Abstract of the answers and returns made pursuant to an act, passed in the forty-first year of His Majesty King George III. Intituled, “An act for taking an account of the population of Great Britain, and the increase or diminution thereof.” 2 vols. in 3. London: H. M. Stationery Office, 1801 – 1802.
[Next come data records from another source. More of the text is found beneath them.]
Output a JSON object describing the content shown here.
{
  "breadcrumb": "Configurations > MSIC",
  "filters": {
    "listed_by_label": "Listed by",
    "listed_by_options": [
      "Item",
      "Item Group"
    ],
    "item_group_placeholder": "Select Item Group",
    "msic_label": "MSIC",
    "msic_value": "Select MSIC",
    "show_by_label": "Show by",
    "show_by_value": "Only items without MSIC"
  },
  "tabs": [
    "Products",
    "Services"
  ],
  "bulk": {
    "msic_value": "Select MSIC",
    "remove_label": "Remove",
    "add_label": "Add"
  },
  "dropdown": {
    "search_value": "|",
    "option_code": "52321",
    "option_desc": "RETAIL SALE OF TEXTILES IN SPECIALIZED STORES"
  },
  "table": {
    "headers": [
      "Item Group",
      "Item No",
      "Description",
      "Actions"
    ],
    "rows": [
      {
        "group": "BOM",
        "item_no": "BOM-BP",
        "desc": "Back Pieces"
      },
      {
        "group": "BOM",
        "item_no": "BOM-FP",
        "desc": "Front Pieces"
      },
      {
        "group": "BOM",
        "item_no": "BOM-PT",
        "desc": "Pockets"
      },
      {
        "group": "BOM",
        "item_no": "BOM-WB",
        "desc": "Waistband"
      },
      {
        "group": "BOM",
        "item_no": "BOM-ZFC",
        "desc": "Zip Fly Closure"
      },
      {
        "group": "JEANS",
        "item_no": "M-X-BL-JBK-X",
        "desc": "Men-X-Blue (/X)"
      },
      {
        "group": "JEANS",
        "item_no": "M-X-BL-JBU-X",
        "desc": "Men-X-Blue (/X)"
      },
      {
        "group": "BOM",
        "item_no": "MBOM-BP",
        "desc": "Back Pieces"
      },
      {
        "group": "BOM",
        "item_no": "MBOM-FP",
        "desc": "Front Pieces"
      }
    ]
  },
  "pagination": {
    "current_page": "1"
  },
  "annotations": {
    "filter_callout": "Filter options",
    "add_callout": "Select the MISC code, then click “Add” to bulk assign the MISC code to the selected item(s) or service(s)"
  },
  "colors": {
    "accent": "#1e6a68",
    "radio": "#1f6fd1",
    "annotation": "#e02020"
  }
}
The first census of England, Scotland and Wales. The study of population was one of the major concerns of political economy at this time and the first census came at a crucial point in the debate. When Malthus published his Essay on Population in 1798 demographic knowledge was necessarily limited. Rickman, a British government official and statistician, drafted the bill that became the 1800 Census Act, establishing for the first time a national decennial census of Britain’s general population. After the Census Bill passed Rickman helped to carry out the first four British censuses, which included not only a population count, but also the collection and analysis of parish register returns. Once the first census results were known Malthus extensively revised and expanded his Essay, incorporating insights gained from the census and other sources, and published it virtually as new work in 1803. Digital facsimile of the first census reports from the Hathi Trust at this link.
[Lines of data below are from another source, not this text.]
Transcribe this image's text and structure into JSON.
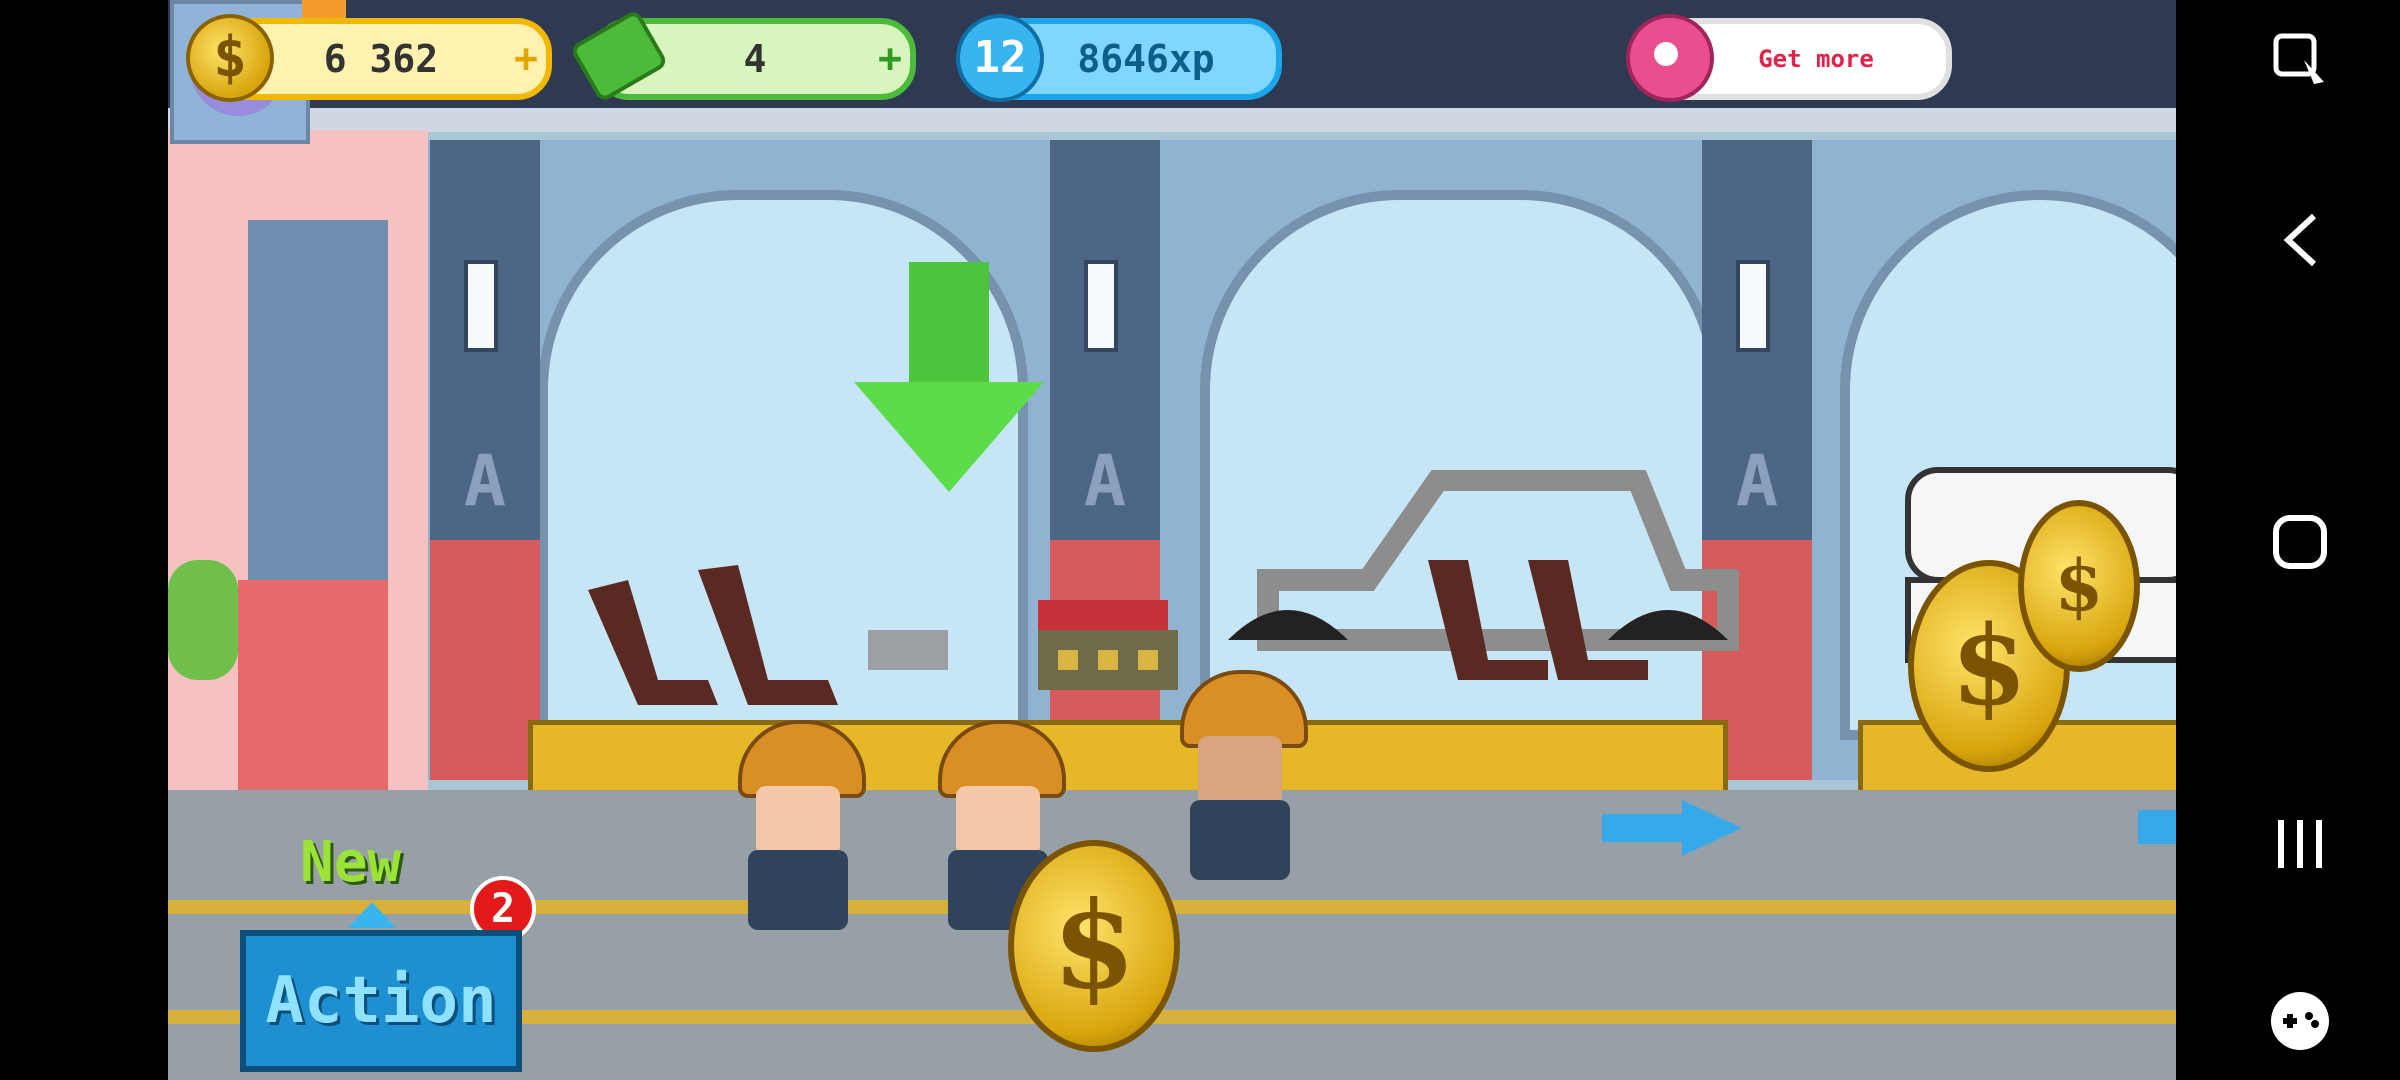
{
  "hud": {
    "coins": "6 362",
    "cash": "4",
    "level": "12",
    "xp": "8646xp",
    "get_more": "Get more"
  },
  "game": {
    "new_label": "New",
    "new_count": "2",
    "action_label": "Action"
  },
  "colors": {
    "coin_gold": "#f0b800",
    "cash_green": "#4dbb3a",
    "xp_blue": "#1aa6e8",
    "action_blue": "#1e8fd0",
    "donut_pink": "#e94f8f"
  },
  "icons": [
    "coin-icon",
    "cash-icon",
    "level-star-icon",
    "donut-icon",
    "wrench-icon",
    "screenshot-tool-icon",
    "back-icon",
    "home-icon",
    "recents-icon",
    "game-launcher-icon"
  ]
}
Subjects: COUNTRIES, CONTINENTS AND REGIONS › England (United Kingdom), DEMOGRAPHY / Population: Medical Statistics